▶ What needs to be done
Go through the data below line by line and report how many lines contain "chinook", giving only that figure.

▶ Dataset rows describing interfaces
^^^^
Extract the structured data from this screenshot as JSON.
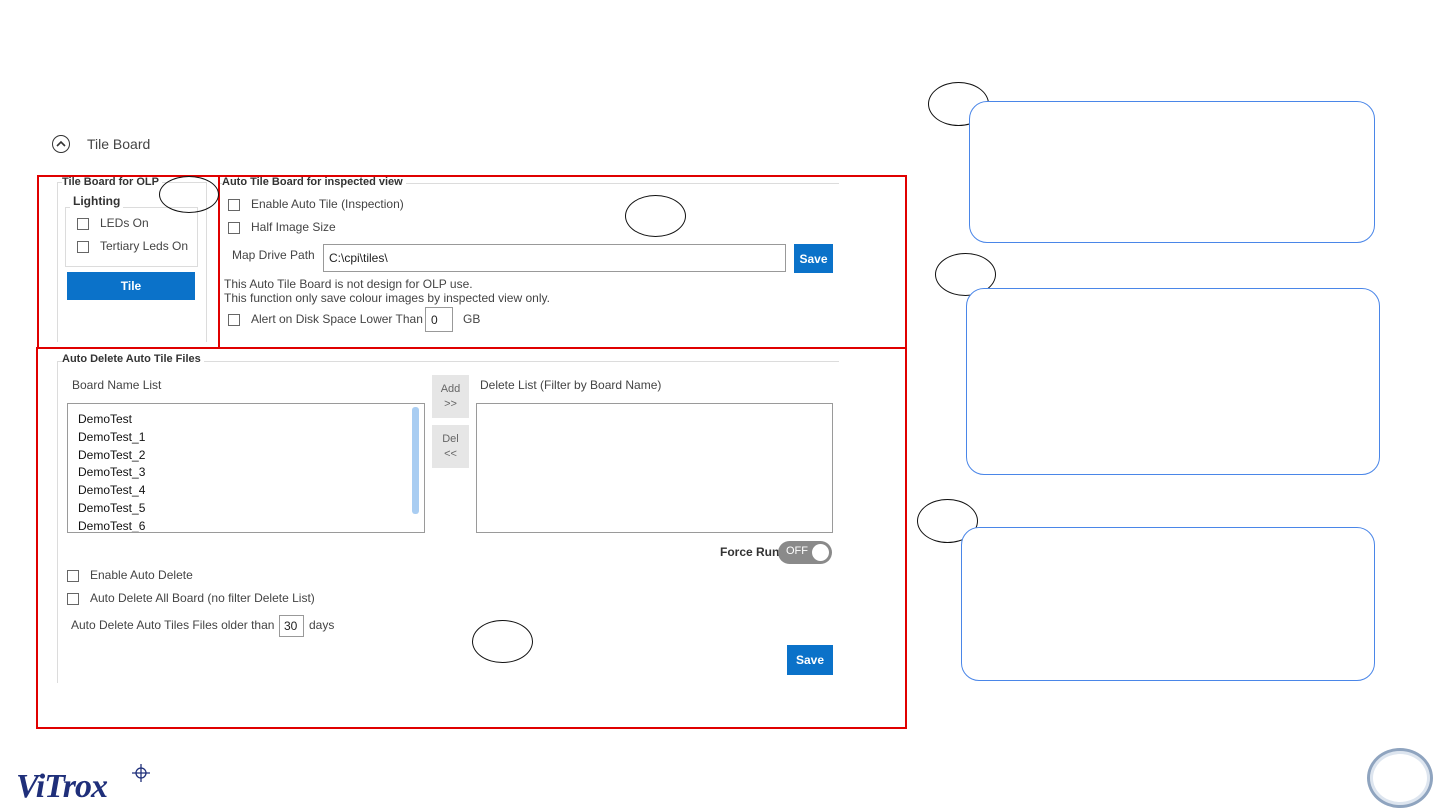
{
  "section": {
    "title": "Tile Board"
  },
  "tile_board_olp": {
    "title": "Tile Board for OLP",
    "lighting_label": "Lighting",
    "leds_on": "LEDs On",
    "tertiary_leds_on": "Tertiary Leds On",
    "tile_button": "Tile"
  },
  "auto_tile": {
    "title": "Auto Tile Board for inspected view",
    "enable_auto_tile": "Enable Auto Tile (Inspection)",
    "half_image_size": "Half Image Size",
    "map_drive_path_label": "Map Drive Path",
    "map_drive_path_value": "C:\\cpi\\tiles\\",
    "save_button": "Save",
    "note_line1": "This Auto Tile Board is not design for OLP use.",
    "note_line2": "This function only save colour images by inspected view only.",
    "alert_disk_label": "Alert on Disk Space Lower Than",
    "alert_disk_value": "0",
    "alert_disk_unit": "GB"
  },
  "auto_delete": {
    "title": "Auto Delete Auto Tile Files",
    "board_name_list_label": "Board Name List",
    "board_names": [
      "DemoTest",
      "DemoTest_1",
      "DemoTest_2",
      "DemoTest_3",
      "DemoTest_4",
      "DemoTest_5",
      "DemoTest_6"
    ],
    "add_button_line1": "Add",
    "add_button_line2": ">>",
    "del_button_line1": "Del",
    "del_button_line2": "<<",
    "delete_list_label": "Delete List (Filter by Board Name)",
    "force_run_label": "Force Run",
    "force_run_state": "OFF",
    "enable_auto_delete": "Enable Auto Delete",
    "auto_delete_all": "Auto Delete All Board (no filter Delete List)",
    "older_than_label": "Auto Delete Auto Tiles Files older than",
    "older_than_value": "30",
    "older_than_unit": "days",
    "save_button": "Save"
  },
  "logo": {
    "text": "ViTrox"
  },
  "colors": {
    "highlight_red": "#e00000",
    "callout_blue": "#4a86e8",
    "button_blue": "#0b72c9"
  }
}
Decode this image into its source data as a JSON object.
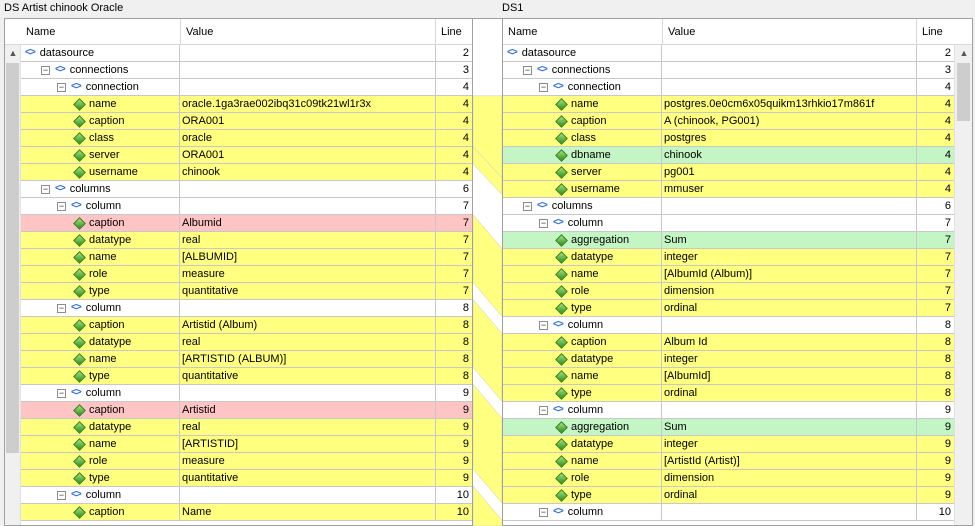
{
  "left": {
    "title": "DS Artist chinook Oracle",
    "headers": {
      "name": "Name",
      "value": "Value",
      "line": "Line"
    },
    "rows": [
      {
        "lvl": 0,
        "node": "bracket",
        "exp": null,
        "name": "datasource",
        "value": "",
        "line": "2",
        "color": "white"
      },
      {
        "lvl": 1,
        "node": "bracket",
        "exp": "⊟",
        "name": "connections",
        "value": "",
        "line": "3",
        "color": "white"
      },
      {
        "lvl": 2,
        "node": "bracket",
        "exp": "⊟",
        "name": "connection",
        "value": "",
        "line": "4",
        "color": "white"
      },
      {
        "lvl": 3,
        "node": "attr",
        "exp": null,
        "name": "name",
        "value": "oracle.1ga3rae002ibq31c09tk21wl1r3x",
        "line": "4",
        "color": "yellow"
      },
      {
        "lvl": 3,
        "node": "attr",
        "exp": null,
        "name": "caption",
        "value": "ORA001",
        "line": "4",
        "color": "yellow"
      },
      {
        "lvl": 3,
        "node": "attr",
        "exp": null,
        "name": "class",
        "value": "oracle",
        "line": "4",
        "color": "yellow"
      },
      {
        "lvl": 3,
        "node": "attr",
        "exp": null,
        "name": "server",
        "value": "ORA001",
        "line": "4",
        "color": "yellow"
      },
      {
        "lvl": 3,
        "node": "attr",
        "exp": null,
        "name": "username",
        "value": "chinook",
        "line": "4",
        "color": "yellow"
      },
      {
        "lvl": 1,
        "node": "bracket",
        "exp": "⊟",
        "name": "columns",
        "value": "",
        "line": "6",
        "color": "white"
      },
      {
        "lvl": 2,
        "node": "bracket",
        "exp": "⊟",
        "name": "column",
        "value": "",
        "line": "7",
        "color": "white"
      },
      {
        "lvl": 3,
        "node": "attr",
        "exp": null,
        "name": "caption",
        "value": "Albumid",
        "line": "7",
        "color": "red"
      },
      {
        "lvl": 3,
        "node": "attr",
        "exp": null,
        "name": "datatype",
        "value": "real",
        "line": "7",
        "color": "yellow"
      },
      {
        "lvl": 3,
        "node": "attr",
        "exp": null,
        "name": "name",
        "value": "[ALBUMID]",
        "line": "7",
        "color": "yellow"
      },
      {
        "lvl": 3,
        "node": "attr",
        "exp": null,
        "name": "role",
        "value": "measure",
        "line": "7",
        "color": "yellow"
      },
      {
        "lvl": 3,
        "node": "attr",
        "exp": null,
        "name": "type",
        "value": "quantitative",
        "line": "7",
        "color": "yellow"
      },
      {
        "lvl": 2,
        "node": "bracket",
        "exp": "⊟",
        "name": "column",
        "value": "",
        "line": "8",
        "color": "white"
      },
      {
        "lvl": 3,
        "node": "attr",
        "exp": null,
        "name": "caption",
        "value": "Artistid (Album)",
        "line": "8",
        "color": "yellow"
      },
      {
        "lvl": 3,
        "node": "attr",
        "exp": null,
        "name": "datatype",
        "value": "real",
        "line": "8",
        "color": "yellow"
      },
      {
        "lvl": 3,
        "node": "attr",
        "exp": null,
        "name": "name",
        "value": "[ARTISTID (ALBUM)]",
        "line": "8",
        "color": "yellow"
      },
      {
        "lvl": 3,
        "node": "attr",
        "exp": null,
        "name": "type",
        "value": "quantitative",
        "line": "8",
        "color": "yellow"
      },
      {
        "lvl": 2,
        "node": "bracket",
        "exp": "⊟",
        "name": "column",
        "value": "",
        "line": "9",
        "color": "white"
      },
      {
        "lvl": 3,
        "node": "attr",
        "exp": null,
        "name": "caption",
        "value": "Artistid",
        "line": "9",
        "color": "red"
      },
      {
        "lvl": 3,
        "node": "attr",
        "exp": null,
        "name": "datatype",
        "value": "real",
        "line": "9",
        "color": "yellow"
      },
      {
        "lvl": 3,
        "node": "attr",
        "exp": null,
        "name": "name",
        "value": "[ARTISTID]",
        "line": "9",
        "color": "yellow"
      },
      {
        "lvl": 3,
        "node": "attr",
        "exp": null,
        "name": "role",
        "value": "measure",
        "line": "9",
        "color": "yellow"
      },
      {
        "lvl": 3,
        "node": "attr",
        "exp": null,
        "name": "type",
        "value": "quantitative",
        "line": "9",
        "color": "yellow"
      },
      {
        "lvl": 2,
        "node": "bracket",
        "exp": "⊟",
        "name": "column",
        "value": "",
        "line": "10",
        "color": "white"
      },
      {
        "lvl": 3,
        "node": "attr",
        "exp": null,
        "name": "caption",
        "value": "Name",
        "line": "10",
        "color": "yellow"
      }
    ]
  },
  "right": {
    "title": "DS1",
    "headers": {
      "name": "Name",
      "value": "Value",
      "line": "Line"
    },
    "rows": [
      {
        "lvl": 0,
        "node": "bracket",
        "exp": null,
        "name": "datasource",
        "value": "",
        "line": "2",
        "color": "white"
      },
      {
        "lvl": 1,
        "node": "bracket",
        "exp": "⊟",
        "name": "connections",
        "value": "",
        "line": "3",
        "color": "white"
      },
      {
        "lvl": 2,
        "node": "bracket",
        "exp": "⊟",
        "name": "connection",
        "value": "",
        "line": "4",
        "color": "white"
      },
      {
        "lvl": 3,
        "node": "attr",
        "exp": null,
        "name": "name",
        "value": "postgres.0e0cm6x05quikm13rhkio17m861f",
        "line": "4",
        "color": "yellow"
      },
      {
        "lvl": 3,
        "node": "attr",
        "exp": null,
        "name": "caption",
        "value": "A (chinook, PG001)",
        "line": "4",
        "color": "yellow"
      },
      {
        "lvl": 3,
        "node": "attr",
        "exp": null,
        "name": "class",
        "value": "postgres",
        "line": "4",
        "color": "yellow"
      },
      {
        "lvl": 3,
        "node": "attr",
        "exp": null,
        "name": "dbname",
        "value": "chinook",
        "line": "4",
        "color": "green"
      },
      {
        "lvl": 3,
        "node": "attr",
        "exp": null,
        "name": "server",
        "value": "pg001",
        "line": "4",
        "color": "yellow"
      },
      {
        "lvl": 3,
        "node": "attr",
        "exp": null,
        "name": "username",
        "value": "mmuser",
        "line": "4",
        "color": "yellow"
      },
      {
        "lvl": 1,
        "node": "bracket",
        "exp": "⊟",
        "name": "columns",
        "value": "",
        "line": "6",
        "color": "white"
      },
      {
        "lvl": 2,
        "node": "bracket",
        "exp": "⊟",
        "name": "column",
        "value": "",
        "line": "7",
        "color": "white"
      },
      {
        "lvl": 3,
        "node": "attr",
        "exp": null,
        "name": "aggregation",
        "value": "Sum",
        "line": "7",
        "color": "green"
      },
      {
        "lvl": 3,
        "node": "attr",
        "exp": null,
        "name": "datatype",
        "value": "integer",
        "line": "7",
        "color": "yellow"
      },
      {
        "lvl": 3,
        "node": "attr",
        "exp": null,
        "name": "name",
        "value": "[AlbumId (Album)]",
        "line": "7",
        "color": "yellow"
      },
      {
        "lvl": 3,
        "node": "attr",
        "exp": null,
        "name": "role",
        "value": "dimension",
        "line": "7",
        "color": "yellow"
      },
      {
        "lvl": 3,
        "node": "attr",
        "exp": null,
        "name": "type",
        "value": "ordinal",
        "line": "7",
        "color": "yellow"
      },
      {
        "lvl": 2,
        "node": "bracket",
        "exp": "⊟",
        "name": "column",
        "value": "",
        "line": "8",
        "color": "white"
      },
      {
        "lvl": 3,
        "node": "attr",
        "exp": null,
        "name": "caption",
        "value": "Album Id",
        "line": "8",
        "color": "yellow"
      },
      {
        "lvl": 3,
        "node": "attr",
        "exp": null,
        "name": "datatype",
        "value": "integer",
        "line": "8",
        "color": "yellow"
      },
      {
        "lvl": 3,
        "node": "attr",
        "exp": null,
        "name": "name",
        "value": "[AlbumId]",
        "line": "8",
        "color": "yellow"
      },
      {
        "lvl": 3,
        "node": "attr",
        "exp": null,
        "name": "type",
        "value": "ordinal",
        "line": "8",
        "color": "yellow"
      },
      {
        "lvl": 2,
        "node": "bracket",
        "exp": "⊟",
        "name": "column",
        "value": "",
        "line": "9",
        "color": "white"
      },
      {
        "lvl": 3,
        "node": "attr",
        "exp": null,
        "name": "aggregation",
        "value": "Sum",
        "line": "9",
        "color": "green"
      },
      {
        "lvl": 3,
        "node": "attr",
        "exp": null,
        "name": "datatype",
        "value": "integer",
        "line": "9",
        "color": "yellow"
      },
      {
        "lvl": 3,
        "node": "attr",
        "exp": null,
        "name": "name",
        "value": "[ArtistId (Artist)]",
        "line": "9",
        "color": "yellow"
      },
      {
        "lvl": 3,
        "node": "attr",
        "exp": null,
        "name": "role",
        "value": "dimension",
        "line": "9",
        "color": "yellow"
      },
      {
        "lvl": 3,
        "node": "attr",
        "exp": null,
        "name": "type",
        "value": "ordinal",
        "line": "9",
        "color": "yellow"
      },
      {
        "lvl": 2,
        "node": "bracket",
        "exp": "⊟",
        "name": "column",
        "value": "",
        "line": "10",
        "color": "white"
      }
    ]
  },
  "colors": {
    "yellow": "#ffff80",
    "red": "#ffc4c4",
    "green": "#c4f5c4"
  }
}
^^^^
▶ Exercise result
4